▼
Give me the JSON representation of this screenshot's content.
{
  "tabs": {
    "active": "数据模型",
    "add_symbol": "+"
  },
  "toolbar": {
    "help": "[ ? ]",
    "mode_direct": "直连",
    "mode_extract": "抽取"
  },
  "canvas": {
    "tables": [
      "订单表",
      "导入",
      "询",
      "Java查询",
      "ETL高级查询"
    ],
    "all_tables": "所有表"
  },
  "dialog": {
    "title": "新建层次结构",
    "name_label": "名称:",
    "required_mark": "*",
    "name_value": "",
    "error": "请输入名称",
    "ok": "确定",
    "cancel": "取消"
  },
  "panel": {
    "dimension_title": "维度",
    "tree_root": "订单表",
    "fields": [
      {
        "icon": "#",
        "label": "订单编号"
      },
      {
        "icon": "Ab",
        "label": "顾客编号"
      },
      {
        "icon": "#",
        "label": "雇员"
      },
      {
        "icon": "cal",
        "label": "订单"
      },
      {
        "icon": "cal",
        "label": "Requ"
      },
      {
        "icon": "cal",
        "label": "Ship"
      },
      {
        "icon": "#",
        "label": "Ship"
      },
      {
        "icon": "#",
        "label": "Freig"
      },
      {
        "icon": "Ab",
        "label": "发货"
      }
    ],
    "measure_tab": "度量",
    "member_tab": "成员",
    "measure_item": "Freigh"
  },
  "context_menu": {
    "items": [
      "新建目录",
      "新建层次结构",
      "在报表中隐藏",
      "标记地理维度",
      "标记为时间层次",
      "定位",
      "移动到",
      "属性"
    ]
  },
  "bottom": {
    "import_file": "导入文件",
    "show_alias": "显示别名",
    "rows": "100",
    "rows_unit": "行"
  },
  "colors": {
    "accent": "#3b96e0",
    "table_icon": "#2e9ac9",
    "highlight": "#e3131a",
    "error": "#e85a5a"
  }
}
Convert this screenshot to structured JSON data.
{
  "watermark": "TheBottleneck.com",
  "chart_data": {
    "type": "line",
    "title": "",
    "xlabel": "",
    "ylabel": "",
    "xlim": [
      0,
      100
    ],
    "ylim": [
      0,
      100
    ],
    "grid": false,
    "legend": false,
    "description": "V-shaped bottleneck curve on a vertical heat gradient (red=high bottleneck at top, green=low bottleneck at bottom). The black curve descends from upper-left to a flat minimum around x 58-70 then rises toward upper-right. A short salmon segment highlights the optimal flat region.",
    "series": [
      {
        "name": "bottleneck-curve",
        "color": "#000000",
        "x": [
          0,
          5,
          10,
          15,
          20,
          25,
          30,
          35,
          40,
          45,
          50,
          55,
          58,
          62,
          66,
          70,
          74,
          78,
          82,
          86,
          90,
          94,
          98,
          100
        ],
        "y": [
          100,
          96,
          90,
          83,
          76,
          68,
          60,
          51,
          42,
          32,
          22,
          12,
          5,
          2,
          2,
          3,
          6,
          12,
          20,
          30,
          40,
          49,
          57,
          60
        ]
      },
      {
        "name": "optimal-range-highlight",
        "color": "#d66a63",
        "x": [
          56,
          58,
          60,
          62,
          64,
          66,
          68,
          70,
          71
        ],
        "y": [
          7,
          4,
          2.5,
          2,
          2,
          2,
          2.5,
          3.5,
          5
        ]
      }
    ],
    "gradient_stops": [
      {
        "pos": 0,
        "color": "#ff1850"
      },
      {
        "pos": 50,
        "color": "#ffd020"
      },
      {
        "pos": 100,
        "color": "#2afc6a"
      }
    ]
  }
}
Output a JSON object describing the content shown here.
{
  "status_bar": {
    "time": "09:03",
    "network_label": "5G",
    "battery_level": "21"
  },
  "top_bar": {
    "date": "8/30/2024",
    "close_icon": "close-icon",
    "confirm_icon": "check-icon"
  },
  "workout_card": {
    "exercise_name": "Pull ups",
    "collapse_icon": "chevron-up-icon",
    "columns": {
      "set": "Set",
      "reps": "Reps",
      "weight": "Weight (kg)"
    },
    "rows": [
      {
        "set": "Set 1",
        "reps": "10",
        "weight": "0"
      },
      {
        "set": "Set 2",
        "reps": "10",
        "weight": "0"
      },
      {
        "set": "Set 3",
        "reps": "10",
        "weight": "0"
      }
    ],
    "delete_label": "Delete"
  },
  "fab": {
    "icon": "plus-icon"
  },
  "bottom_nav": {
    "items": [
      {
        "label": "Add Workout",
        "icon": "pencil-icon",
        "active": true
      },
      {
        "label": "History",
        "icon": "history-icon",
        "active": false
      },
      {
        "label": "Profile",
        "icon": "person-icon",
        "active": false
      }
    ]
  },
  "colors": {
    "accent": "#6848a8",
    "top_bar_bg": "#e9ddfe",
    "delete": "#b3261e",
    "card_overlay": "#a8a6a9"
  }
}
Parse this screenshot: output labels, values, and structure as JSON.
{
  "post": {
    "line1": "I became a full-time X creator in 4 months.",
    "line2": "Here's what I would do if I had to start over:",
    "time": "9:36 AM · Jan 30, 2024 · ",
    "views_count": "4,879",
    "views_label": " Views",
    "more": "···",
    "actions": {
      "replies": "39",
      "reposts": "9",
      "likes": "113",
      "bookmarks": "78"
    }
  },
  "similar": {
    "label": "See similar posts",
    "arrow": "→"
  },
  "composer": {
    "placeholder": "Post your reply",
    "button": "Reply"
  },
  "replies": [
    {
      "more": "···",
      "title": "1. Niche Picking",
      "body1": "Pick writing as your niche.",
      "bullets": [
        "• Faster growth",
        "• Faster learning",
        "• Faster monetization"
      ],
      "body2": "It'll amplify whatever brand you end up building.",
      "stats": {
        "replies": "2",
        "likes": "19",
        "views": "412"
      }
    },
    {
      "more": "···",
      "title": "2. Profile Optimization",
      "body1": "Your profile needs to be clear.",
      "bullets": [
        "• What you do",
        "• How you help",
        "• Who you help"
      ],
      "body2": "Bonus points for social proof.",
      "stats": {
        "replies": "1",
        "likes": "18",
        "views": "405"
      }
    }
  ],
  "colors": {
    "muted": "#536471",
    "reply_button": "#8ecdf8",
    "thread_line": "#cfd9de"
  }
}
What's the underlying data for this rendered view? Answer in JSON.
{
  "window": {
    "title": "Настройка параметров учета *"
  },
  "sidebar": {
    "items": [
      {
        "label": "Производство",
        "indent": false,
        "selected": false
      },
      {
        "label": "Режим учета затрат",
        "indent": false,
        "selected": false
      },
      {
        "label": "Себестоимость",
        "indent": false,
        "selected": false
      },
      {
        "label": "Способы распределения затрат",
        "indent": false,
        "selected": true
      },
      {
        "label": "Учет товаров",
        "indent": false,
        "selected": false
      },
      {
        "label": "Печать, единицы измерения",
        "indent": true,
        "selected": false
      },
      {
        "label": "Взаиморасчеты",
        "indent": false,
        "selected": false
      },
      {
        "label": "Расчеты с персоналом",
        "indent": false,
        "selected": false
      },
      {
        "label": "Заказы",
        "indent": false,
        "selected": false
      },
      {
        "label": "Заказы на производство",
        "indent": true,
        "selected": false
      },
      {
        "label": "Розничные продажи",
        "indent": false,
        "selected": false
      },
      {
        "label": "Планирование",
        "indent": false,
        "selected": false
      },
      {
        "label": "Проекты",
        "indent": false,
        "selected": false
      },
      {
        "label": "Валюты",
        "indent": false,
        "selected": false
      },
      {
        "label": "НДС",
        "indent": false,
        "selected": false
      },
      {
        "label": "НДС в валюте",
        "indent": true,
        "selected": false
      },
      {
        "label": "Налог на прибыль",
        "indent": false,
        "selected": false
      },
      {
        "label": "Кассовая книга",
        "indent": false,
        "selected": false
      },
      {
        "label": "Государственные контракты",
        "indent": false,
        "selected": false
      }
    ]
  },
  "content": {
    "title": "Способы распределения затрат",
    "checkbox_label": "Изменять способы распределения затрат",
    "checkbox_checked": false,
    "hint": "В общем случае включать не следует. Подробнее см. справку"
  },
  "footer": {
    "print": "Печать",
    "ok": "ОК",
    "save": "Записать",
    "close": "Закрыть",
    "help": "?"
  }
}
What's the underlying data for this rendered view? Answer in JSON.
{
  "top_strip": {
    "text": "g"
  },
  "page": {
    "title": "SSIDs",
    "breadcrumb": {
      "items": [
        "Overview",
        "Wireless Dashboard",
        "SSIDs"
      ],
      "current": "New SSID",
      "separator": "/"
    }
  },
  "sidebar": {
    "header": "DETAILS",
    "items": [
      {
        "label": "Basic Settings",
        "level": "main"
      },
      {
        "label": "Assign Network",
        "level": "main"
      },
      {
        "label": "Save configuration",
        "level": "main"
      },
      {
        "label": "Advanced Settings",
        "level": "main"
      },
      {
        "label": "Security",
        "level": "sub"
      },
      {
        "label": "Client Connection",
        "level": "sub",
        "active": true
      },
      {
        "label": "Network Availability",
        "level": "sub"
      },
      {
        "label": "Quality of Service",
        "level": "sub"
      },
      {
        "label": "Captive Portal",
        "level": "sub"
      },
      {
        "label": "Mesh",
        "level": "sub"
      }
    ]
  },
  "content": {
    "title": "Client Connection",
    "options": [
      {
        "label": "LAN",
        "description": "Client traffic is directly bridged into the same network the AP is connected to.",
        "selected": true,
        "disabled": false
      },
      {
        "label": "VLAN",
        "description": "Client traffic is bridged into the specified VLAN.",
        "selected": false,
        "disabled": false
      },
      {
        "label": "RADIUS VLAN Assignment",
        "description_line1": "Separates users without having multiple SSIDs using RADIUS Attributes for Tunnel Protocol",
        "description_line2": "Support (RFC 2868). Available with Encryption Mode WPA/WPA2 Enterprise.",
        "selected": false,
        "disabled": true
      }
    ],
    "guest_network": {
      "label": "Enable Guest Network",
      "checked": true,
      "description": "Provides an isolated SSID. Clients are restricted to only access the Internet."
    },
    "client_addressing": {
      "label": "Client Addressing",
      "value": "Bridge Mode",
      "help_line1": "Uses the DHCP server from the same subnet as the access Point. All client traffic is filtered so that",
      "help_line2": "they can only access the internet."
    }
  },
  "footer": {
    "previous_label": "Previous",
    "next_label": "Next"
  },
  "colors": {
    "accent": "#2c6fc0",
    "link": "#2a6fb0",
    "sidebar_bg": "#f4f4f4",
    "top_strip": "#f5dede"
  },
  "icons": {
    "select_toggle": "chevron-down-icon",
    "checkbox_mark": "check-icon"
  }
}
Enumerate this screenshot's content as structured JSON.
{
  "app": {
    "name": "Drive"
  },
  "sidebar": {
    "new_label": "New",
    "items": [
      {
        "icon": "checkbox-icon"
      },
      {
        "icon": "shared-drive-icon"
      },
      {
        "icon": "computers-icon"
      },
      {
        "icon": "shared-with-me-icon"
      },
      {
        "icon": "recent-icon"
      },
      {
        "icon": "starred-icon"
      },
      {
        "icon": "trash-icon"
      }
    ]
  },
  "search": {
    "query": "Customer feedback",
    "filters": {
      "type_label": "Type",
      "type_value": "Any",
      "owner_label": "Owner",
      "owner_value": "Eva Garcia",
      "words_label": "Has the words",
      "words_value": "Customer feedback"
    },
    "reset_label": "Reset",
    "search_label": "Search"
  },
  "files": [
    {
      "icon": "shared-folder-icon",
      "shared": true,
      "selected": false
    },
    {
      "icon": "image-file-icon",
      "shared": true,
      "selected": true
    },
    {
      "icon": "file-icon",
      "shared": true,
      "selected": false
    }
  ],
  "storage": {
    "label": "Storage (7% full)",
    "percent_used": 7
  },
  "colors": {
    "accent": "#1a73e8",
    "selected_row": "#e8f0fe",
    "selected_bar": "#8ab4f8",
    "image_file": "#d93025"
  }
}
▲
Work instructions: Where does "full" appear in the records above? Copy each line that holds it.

Written reply:
    "line1": "I became a full-time X creator in 4 months.",
    "label": "Storage (7% full)",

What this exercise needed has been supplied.